People must compare the two of you, how do you deal with that?
I don’t know why you’d compare because, first of all, our sounds are different, so that’s a good thing. When she was coming up she didn’t want to be in my shadows so to speak. She wanted to come out as Teniola and not as Niniola’s sister.
Would you say you are playing the Beyonce to her Solange?
No. Our case is different. This is Niniola and that is Teniola and we’ll conquer the world!
How did you chip your tooth?
That was in JSS 2. I remember I was in the house, my older brother was playing with my cousin, he was pouring cold water on her and I was like ‘Ah no oh! Don’t pour it on me’ and I started running. I was running, slipped and fell and all I saw was powder on the floor, I had chipped my tooth. It was a Sunday and I had to go to school the following day, I wanted to kill myself. There happened to be a girl, one of my schoolmates at the time, and then the following day, I just thought to myself that I wasn’t going to say much, I’d just close my mouth when I get to school. But when I got to school, everyone was talking about my tooth because that girl in my house got to tell everyone. I was embarrassed; it took a while to get over it.
How supportive is your family?
My family is very supportive in everything that I am doing, I am thankful to them.
Who are the three persons in your family you would consider the pillars to your career?
I can’t narrow it down to three people because everybody has played an important role in my life, so it would be very unfair and particularly for the sake of this conversation. I can’t pick three.
You make it sound so cool and chic, there must be challenges, tell me about them.
When you hit milestones and you are thankful for each day you see, you do not talk about the challenges, you only think about the challenges when they are ongoing but when you pass it, you will be like ‘oh thank God,’ then you celebrate. Of course, challenges were truly there when I started; I had major challenges with funding my project but then God made a way, my mum was really supportive.
Who is Niniola on stage?
I would say that’s just Niniola because I can stand up and dance anywhere, not just on stage.
Naturally, you seem like a shy person.
Naturally I’m a quiet person but when it comes to work, I’m a different person.
Do you perform under any influence?
No, my head will scatter because I have a light head. Honestly, I don’t drink, before it used to be once in a blue moon, but now I don’t bother because I just drink small and I go ‘gaga’. So imagine if I drink before going on stage, I won’t be able to perform.

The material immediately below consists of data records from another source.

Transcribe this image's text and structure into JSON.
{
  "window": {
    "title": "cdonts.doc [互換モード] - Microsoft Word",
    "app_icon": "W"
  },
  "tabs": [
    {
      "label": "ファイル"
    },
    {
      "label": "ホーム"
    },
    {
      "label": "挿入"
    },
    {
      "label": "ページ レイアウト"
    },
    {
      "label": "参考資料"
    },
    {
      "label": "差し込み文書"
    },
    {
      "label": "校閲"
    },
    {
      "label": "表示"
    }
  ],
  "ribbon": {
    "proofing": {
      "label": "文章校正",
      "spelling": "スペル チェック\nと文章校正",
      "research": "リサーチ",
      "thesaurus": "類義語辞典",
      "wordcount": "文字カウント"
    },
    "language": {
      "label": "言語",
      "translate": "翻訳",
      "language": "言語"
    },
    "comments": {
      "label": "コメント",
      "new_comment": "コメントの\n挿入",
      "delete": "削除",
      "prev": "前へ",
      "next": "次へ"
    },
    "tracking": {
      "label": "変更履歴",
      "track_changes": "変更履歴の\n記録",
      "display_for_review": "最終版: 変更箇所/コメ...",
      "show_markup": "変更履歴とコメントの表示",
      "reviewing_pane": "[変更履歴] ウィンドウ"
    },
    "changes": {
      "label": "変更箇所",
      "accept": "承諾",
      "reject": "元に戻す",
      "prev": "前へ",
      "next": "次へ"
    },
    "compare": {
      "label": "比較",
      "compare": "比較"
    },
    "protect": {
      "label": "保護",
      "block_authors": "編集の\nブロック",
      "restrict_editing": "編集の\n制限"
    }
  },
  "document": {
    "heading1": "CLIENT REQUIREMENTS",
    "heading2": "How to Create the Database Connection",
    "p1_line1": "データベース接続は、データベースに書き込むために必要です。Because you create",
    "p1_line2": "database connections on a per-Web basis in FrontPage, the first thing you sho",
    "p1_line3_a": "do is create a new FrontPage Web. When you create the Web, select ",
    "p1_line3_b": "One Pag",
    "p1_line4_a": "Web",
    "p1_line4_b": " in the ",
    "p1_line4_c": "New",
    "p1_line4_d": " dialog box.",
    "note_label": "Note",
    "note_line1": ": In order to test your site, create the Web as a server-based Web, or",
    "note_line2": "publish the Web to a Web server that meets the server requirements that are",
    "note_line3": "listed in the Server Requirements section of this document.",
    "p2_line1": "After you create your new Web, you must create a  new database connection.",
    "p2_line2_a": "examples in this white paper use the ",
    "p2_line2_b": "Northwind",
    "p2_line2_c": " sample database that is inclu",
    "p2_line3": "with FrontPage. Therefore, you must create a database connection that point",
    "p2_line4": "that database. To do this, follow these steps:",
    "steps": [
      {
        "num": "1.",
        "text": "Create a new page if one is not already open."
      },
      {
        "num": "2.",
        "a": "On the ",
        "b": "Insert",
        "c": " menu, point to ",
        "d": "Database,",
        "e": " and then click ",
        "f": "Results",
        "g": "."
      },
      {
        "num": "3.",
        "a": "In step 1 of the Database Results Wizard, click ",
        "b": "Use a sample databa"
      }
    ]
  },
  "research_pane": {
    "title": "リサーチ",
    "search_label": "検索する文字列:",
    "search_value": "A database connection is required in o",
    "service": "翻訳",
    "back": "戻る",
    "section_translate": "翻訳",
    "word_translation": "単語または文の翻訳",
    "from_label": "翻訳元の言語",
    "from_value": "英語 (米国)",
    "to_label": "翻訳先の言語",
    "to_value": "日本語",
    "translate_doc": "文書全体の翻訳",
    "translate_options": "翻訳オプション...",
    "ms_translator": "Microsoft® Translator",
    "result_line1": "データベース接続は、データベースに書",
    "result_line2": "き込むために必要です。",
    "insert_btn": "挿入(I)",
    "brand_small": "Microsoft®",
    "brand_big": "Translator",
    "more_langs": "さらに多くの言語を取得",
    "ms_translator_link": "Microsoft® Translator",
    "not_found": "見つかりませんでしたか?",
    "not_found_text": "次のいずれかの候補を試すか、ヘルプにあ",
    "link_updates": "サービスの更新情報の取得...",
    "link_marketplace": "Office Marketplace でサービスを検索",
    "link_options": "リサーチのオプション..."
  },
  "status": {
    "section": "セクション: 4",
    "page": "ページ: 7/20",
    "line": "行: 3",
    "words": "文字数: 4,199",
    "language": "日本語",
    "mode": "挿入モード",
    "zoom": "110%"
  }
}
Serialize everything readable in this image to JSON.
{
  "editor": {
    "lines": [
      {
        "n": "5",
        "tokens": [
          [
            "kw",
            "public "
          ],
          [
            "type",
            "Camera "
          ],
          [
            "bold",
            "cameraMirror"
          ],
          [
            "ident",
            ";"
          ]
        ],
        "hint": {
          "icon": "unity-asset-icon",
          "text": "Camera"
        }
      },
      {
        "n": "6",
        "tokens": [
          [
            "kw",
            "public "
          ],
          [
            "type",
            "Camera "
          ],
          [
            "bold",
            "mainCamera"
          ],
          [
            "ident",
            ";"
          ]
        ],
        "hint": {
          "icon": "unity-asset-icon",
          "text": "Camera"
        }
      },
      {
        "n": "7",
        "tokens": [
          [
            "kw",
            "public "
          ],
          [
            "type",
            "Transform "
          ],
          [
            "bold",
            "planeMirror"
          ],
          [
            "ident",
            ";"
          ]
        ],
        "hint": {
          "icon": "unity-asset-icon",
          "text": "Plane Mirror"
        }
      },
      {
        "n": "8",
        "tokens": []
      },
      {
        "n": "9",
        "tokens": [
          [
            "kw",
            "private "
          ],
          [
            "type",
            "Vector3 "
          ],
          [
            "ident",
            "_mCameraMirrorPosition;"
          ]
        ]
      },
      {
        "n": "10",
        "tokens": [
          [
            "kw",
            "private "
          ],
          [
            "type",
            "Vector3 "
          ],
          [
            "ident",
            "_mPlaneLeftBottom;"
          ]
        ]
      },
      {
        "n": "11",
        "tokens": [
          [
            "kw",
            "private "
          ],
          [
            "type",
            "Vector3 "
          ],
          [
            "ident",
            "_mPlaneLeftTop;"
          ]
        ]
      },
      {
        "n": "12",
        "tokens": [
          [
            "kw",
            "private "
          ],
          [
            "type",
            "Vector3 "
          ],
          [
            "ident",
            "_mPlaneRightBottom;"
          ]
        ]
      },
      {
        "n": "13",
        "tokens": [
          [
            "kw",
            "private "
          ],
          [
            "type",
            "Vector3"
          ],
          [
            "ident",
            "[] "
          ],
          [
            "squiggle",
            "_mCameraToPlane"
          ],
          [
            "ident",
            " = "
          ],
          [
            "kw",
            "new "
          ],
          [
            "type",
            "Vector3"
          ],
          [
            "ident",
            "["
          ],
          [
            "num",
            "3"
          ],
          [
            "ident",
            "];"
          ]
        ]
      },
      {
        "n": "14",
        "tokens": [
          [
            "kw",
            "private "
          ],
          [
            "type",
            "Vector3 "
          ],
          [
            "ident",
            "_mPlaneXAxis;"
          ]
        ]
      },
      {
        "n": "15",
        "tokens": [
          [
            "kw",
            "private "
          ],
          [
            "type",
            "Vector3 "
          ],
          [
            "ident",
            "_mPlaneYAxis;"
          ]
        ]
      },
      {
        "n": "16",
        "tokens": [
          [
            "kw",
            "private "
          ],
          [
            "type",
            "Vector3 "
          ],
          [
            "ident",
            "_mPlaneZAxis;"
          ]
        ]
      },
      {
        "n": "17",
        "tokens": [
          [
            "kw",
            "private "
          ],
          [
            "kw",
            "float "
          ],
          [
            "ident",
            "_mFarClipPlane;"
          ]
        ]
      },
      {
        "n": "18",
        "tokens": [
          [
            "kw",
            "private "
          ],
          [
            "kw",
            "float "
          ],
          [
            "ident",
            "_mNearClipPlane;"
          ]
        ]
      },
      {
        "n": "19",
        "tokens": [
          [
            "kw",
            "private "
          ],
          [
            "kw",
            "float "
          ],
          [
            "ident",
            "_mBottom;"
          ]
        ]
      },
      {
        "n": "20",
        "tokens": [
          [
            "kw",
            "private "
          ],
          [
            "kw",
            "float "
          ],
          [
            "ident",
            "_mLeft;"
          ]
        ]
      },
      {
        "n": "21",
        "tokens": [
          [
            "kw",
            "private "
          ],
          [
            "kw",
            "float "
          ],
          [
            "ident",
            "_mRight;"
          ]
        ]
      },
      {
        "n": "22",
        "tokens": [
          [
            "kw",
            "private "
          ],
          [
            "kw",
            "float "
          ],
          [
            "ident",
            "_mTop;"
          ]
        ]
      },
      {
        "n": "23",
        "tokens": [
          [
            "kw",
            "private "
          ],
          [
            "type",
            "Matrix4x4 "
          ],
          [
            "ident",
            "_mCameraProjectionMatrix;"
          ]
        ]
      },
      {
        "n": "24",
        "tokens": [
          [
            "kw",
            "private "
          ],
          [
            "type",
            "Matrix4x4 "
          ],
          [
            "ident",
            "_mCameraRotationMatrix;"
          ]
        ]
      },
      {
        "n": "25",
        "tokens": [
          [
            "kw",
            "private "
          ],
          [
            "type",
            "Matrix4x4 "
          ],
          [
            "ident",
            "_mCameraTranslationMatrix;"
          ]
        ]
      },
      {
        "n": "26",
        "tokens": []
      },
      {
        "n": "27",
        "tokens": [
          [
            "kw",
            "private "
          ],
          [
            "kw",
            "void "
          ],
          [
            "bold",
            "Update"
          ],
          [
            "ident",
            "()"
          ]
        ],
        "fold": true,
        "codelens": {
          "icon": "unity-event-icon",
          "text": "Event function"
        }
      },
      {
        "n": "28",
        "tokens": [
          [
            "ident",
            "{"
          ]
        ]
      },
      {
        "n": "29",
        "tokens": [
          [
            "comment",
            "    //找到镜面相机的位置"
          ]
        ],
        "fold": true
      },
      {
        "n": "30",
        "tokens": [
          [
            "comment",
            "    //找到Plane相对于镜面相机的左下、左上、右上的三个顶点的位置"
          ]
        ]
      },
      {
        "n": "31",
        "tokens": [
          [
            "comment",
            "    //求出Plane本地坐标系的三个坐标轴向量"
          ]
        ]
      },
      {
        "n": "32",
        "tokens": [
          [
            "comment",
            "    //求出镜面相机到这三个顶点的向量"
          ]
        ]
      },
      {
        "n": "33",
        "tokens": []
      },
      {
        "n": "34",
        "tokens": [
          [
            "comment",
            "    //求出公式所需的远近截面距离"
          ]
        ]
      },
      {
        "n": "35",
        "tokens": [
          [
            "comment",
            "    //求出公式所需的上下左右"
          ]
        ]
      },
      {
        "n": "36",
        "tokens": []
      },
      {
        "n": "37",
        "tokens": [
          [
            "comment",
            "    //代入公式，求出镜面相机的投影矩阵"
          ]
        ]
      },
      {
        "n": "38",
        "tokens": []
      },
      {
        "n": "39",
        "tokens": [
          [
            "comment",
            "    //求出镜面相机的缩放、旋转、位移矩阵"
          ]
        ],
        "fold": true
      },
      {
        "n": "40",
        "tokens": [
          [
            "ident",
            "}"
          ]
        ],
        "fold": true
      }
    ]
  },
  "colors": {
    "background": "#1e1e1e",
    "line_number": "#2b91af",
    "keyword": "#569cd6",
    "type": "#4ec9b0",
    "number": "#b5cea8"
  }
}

Are you in a relationship?
Yes, I am.
Is he anybody we know?
He’s not in the industry.